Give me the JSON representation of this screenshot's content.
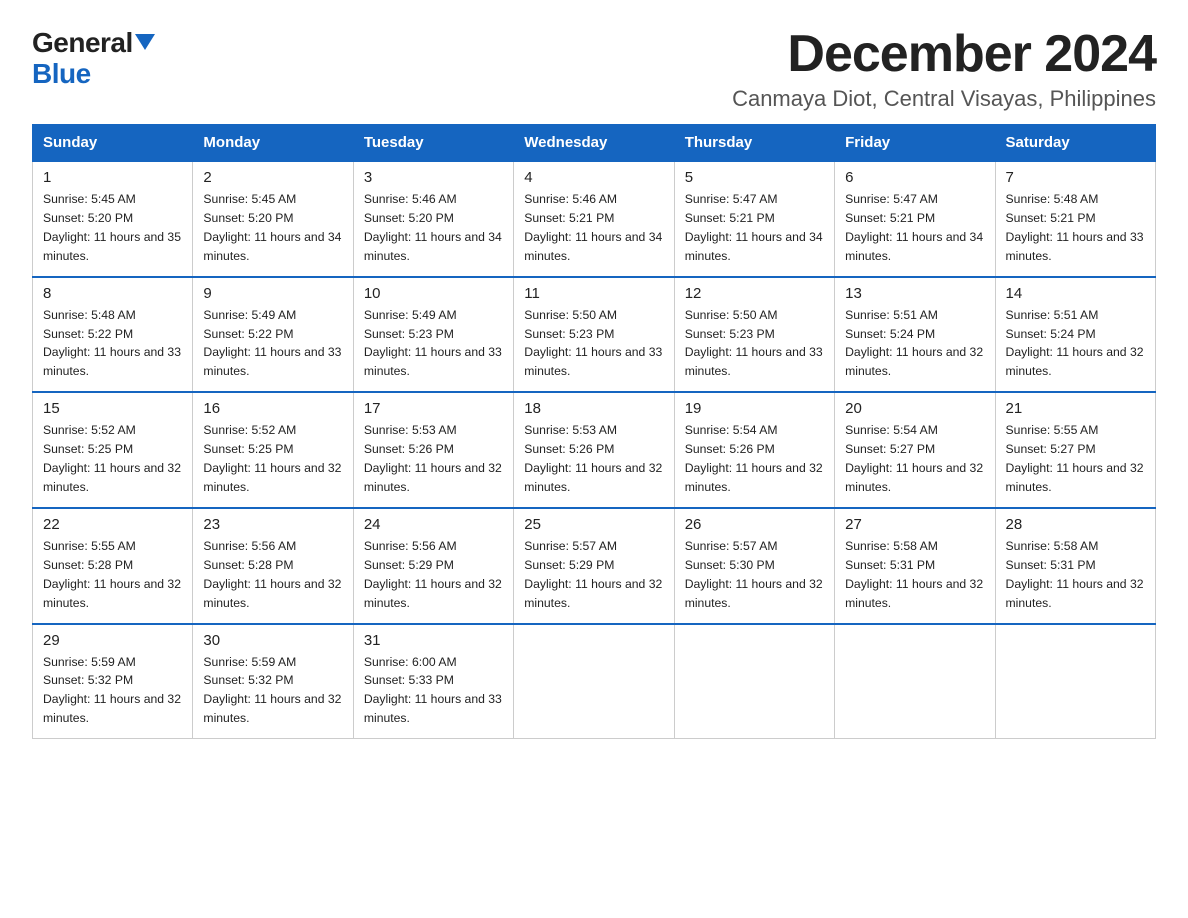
{
  "logo": {
    "general": "General",
    "blue": "Blue"
  },
  "title": "December 2024",
  "subtitle": "Canmaya Diot, Central Visayas, Philippines",
  "days_of_week": [
    "Sunday",
    "Monday",
    "Tuesday",
    "Wednesday",
    "Thursday",
    "Friday",
    "Saturday"
  ],
  "weeks": [
    [
      {
        "day": "1",
        "sunrise": "5:45 AM",
        "sunset": "5:20 PM",
        "daylight": "11 hours and 35 minutes."
      },
      {
        "day": "2",
        "sunrise": "5:45 AM",
        "sunset": "5:20 PM",
        "daylight": "11 hours and 34 minutes."
      },
      {
        "day": "3",
        "sunrise": "5:46 AM",
        "sunset": "5:20 PM",
        "daylight": "11 hours and 34 minutes."
      },
      {
        "day": "4",
        "sunrise": "5:46 AM",
        "sunset": "5:21 PM",
        "daylight": "11 hours and 34 minutes."
      },
      {
        "day": "5",
        "sunrise": "5:47 AM",
        "sunset": "5:21 PM",
        "daylight": "11 hours and 34 minutes."
      },
      {
        "day": "6",
        "sunrise": "5:47 AM",
        "sunset": "5:21 PM",
        "daylight": "11 hours and 34 minutes."
      },
      {
        "day": "7",
        "sunrise": "5:48 AM",
        "sunset": "5:21 PM",
        "daylight": "11 hours and 33 minutes."
      }
    ],
    [
      {
        "day": "8",
        "sunrise": "5:48 AM",
        "sunset": "5:22 PM",
        "daylight": "11 hours and 33 minutes."
      },
      {
        "day": "9",
        "sunrise": "5:49 AM",
        "sunset": "5:22 PM",
        "daylight": "11 hours and 33 minutes."
      },
      {
        "day": "10",
        "sunrise": "5:49 AM",
        "sunset": "5:23 PM",
        "daylight": "11 hours and 33 minutes."
      },
      {
        "day": "11",
        "sunrise": "5:50 AM",
        "sunset": "5:23 PM",
        "daylight": "11 hours and 33 minutes."
      },
      {
        "day": "12",
        "sunrise": "5:50 AM",
        "sunset": "5:23 PM",
        "daylight": "11 hours and 33 minutes."
      },
      {
        "day": "13",
        "sunrise": "5:51 AM",
        "sunset": "5:24 PM",
        "daylight": "11 hours and 32 minutes."
      },
      {
        "day": "14",
        "sunrise": "5:51 AM",
        "sunset": "5:24 PM",
        "daylight": "11 hours and 32 minutes."
      }
    ],
    [
      {
        "day": "15",
        "sunrise": "5:52 AM",
        "sunset": "5:25 PM",
        "daylight": "11 hours and 32 minutes."
      },
      {
        "day": "16",
        "sunrise": "5:52 AM",
        "sunset": "5:25 PM",
        "daylight": "11 hours and 32 minutes."
      },
      {
        "day": "17",
        "sunrise": "5:53 AM",
        "sunset": "5:26 PM",
        "daylight": "11 hours and 32 minutes."
      },
      {
        "day": "18",
        "sunrise": "5:53 AM",
        "sunset": "5:26 PM",
        "daylight": "11 hours and 32 minutes."
      },
      {
        "day": "19",
        "sunrise": "5:54 AM",
        "sunset": "5:26 PM",
        "daylight": "11 hours and 32 minutes."
      },
      {
        "day": "20",
        "sunrise": "5:54 AM",
        "sunset": "5:27 PM",
        "daylight": "11 hours and 32 minutes."
      },
      {
        "day": "21",
        "sunrise": "5:55 AM",
        "sunset": "5:27 PM",
        "daylight": "11 hours and 32 minutes."
      }
    ],
    [
      {
        "day": "22",
        "sunrise": "5:55 AM",
        "sunset": "5:28 PM",
        "daylight": "11 hours and 32 minutes."
      },
      {
        "day": "23",
        "sunrise": "5:56 AM",
        "sunset": "5:28 PM",
        "daylight": "11 hours and 32 minutes."
      },
      {
        "day": "24",
        "sunrise": "5:56 AM",
        "sunset": "5:29 PM",
        "daylight": "11 hours and 32 minutes."
      },
      {
        "day": "25",
        "sunrise": "5:57 AM",
        "sunset": "5:29 PM",
        "daylight": "11 hours and 32 minutes."
      },
      {
        "day": "26",
        "sunrise": "5:57 AM",
        "sunset": "5:30 PM",
        "daylight": "11 hours and 32 minutes."
      },
      {
        "day": "27",
        "sunrise": "5:58 AM",
        "sunset": "5:31 PM",
        "daylight": "11 hours and 32 minutes."
      },
      {
        "day": "28",
        "sunrise": "5:58 AM",
        "sunset": "5:31 PM",
        "daylight": "11 hours and 32 minutes."
      }
    ],
    [
      {
        "day": "29",
        "sunrise": "5:59 AM",
        "sunset": "5:32 PM",
        "daylight": "11 hours and 32 minutes."
      },
      {
        "day": "30",
        "sunrise": "5:59 AM",
        "sunset": "5:32 PM",
        "daylight": "11 hours and 32 minutes."
      },
      {
        "day": "31",
        "sunrise": "6:00 AM",
        "sunset": "5:33 PM",
        "daylight": "11 hours and 33 minutes."
      },
      null,
      null,
      null,
      null
    ]
  ]
}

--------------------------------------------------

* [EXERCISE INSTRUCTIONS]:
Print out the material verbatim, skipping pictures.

* [RESPONSE FOR THIS EXERCISE]:
Give me the JSON representation of this screenshot's content.
{
  "logo": {
    "general": "General",
    "blue": "Blue"
  },
  "title": "December 2024",
  "subtitle": "Canmaya Diot, Central Visayas, Philippines",
  "days_of_week": [
    "Sunday",
    "Monday",
    "Tuesday",
    "Wednesday",
    "Thursday",
    "Friday",
    "Saturday"
  ],
  "weeks": [
    [
      {
        "day": "1",
        "sunrise": "5:45 AM",
        "sunset": "5:20 PM",
        "daylight": "11 hours and 35 minutes."
      },
      {
        "day": "2",
        "sunrise": "5:45 AM",
        "sunset": "5:20 PM",
        "daylight": "11 hours and 34 minutes."
      },
      {
        "day": "3",
        "sunrise": "5:46 AM",
        "sunset": "5:20 PM",
        "daylight": "11 hours and 34 minutes."
      },
      {
        "day": "4",
        "sunrise": "5:46 AM",
        "sunset": "5:21 PM",
        "daylight": "11 hours and 34 minutes."
      },
      {
        "day": "5",
        "sunrise": "5:47 AM",
        "sunset": "5:21 PM",
        "daylight": "11 hours and 34 minutes."
      },
      {
        "day": "6",
        "sunrise": "5:47 AM",
        "sunset": "5:21 PM",
        "daylight": "11 hours and 34 minutes."
      },
      {
        "day": "7",
        "sunrise": "5:48 AM",
        "sunset": "5:21 PM",
        "daylight": "11 hours and 33 minutes."
      }
    ],
    [
      {
        "day": "8",
        "sunrise": "5:48 AM",
        "sunset": "5:22 PM",
        "daylight": "11 hours and 33 minutes."
      },
      {
        "day": "9",
        "sunrise": "5:49 AM",
        "sunset": "5:22 PM",
        "daylight": "11 hours and 33 minutes."
      },
      {
        "day": "10",
        "sunrise": "5:49 AM",
        "sunset": "5:23 PM",
        "daylight": "11 hours and 33 minutes."
      },
      {
        "day": "11",
        "sunrise": "5:50 AM",
        "sunset": "5:23 PM",
        "daylight": "11 hours and 33 minutes."
      },
      {
        "day": "12",
        "sunrise": "5:50 AM",
        "sunset": "5:23 PM",
        "daylight": "11 hours and 33 minutes."
      },
      {
        "day": "13",
        "sunrise": "5:51 AM",
        "sunset": "5:24 PM",
        "daylight": "11 hours and 32 minutes."
      },
      {
        "day": "14",
        "sunrise": "5:51 AM",
        "sunset": "5:24 PM",
        "daylight": "11 hours and 32 minutes."
      }
    ],
    [
      {
        "day": "15",
        "sunrise": "5:52 AM",
        "sunset": "5:25 PM",
        "daylight": "11 hours and 32 minutes."
      },
      {
        "day": "16",
        "sunrise": "5:52 AM",
        "sunset": "5:25 PM",
        "daylight": "11 hours and 32 minutes."
      },
      {
        "day": "17",
        "sunrise": "5:53 AM",
        "sunset": "5:26 PM",
        "daylight": "11 hours and 32 minutes."
      },
      {
        "day": "18",
        "sunrise": "5:53 AM",
        "sunset": "5:26 PM",
        "daylight": "11 hours and 32 minutes."
      },
      {
        "day": "19",
        "sunrise": "5:54 AM",
        "sunset": "5:26 PM",
        "daylight": "11 hours and 32 minutes."
      },
      {
        "day": "20",
        "sunrise": "5:54 AM",
        "sunset": "5:27 PM",
        "daylight": "11 hours and 32 minutes."
      },
      {
        "day": "21",
        "sunrise": "5:55 AM",
        "sunset": "5:27 PM",
        "daylight": "11 hours and 32 minutes."
      }
    ],
    [
      {
        "day": "22",
        "sunrise": "5:55 AM",
        "sunset": "5:28 PM",
        "daylight": "11 hours and 32 minutes."
      },
      {
        "day": "23",
        "sunrise": "5:56 AM",
        "sunset": "5:28 PM",
        "daylight": "11 hours and 32 minutes."
      },
      {
        "day": "24",
        "sunrise": "5:56 AM",
        "sunset": "5:29 PM",
        "daylight": "11 hours and 32 minutes."
      },
      {
        "day": "25",
        "sunrise": "5:57 AM",
        "sunset": "5:29 PM",
        "daylight": "11 hours and 32 minutes."
      },
      {
        "day": "26",
        "sunrise": "5:57 AM",
        "sunset": "5:30 PM",
        "daylight": "11 hours and 32 minutes."
      },
      {
        "day": "27",
        "sunrise": "5:58 AM",
        "sunset": "5:31 PM",
        "daylight": "11 hours and 32 minutes."
      },
      {
        "day": "28",
        "sunrise": "5:58 AM",
        "sunset": "5:31 PM",
        "daylight": "11 hours and 32 minutes."
      }
    ],
    [
      {
        "day": "29",
        "sunrise": "5:59 AM",
        "sunset": "5:32 PM",
        "daylight": "11 hours and 32 minutes."
      },
      {
        "day": "30",
        "sunrise": "5:59 AM",
        "sunset": "5:32 PM",
        "daylight": "11 hours and 32 minutes."
      },
      {
        "day": "31",
        "sunrise": "6:00 AM",
        "sunset": "5:33 PM",
        "daylight": "11 hours and 33 minutes."
      },
      null,
      null,
      null,
      null
    ]
  ]
}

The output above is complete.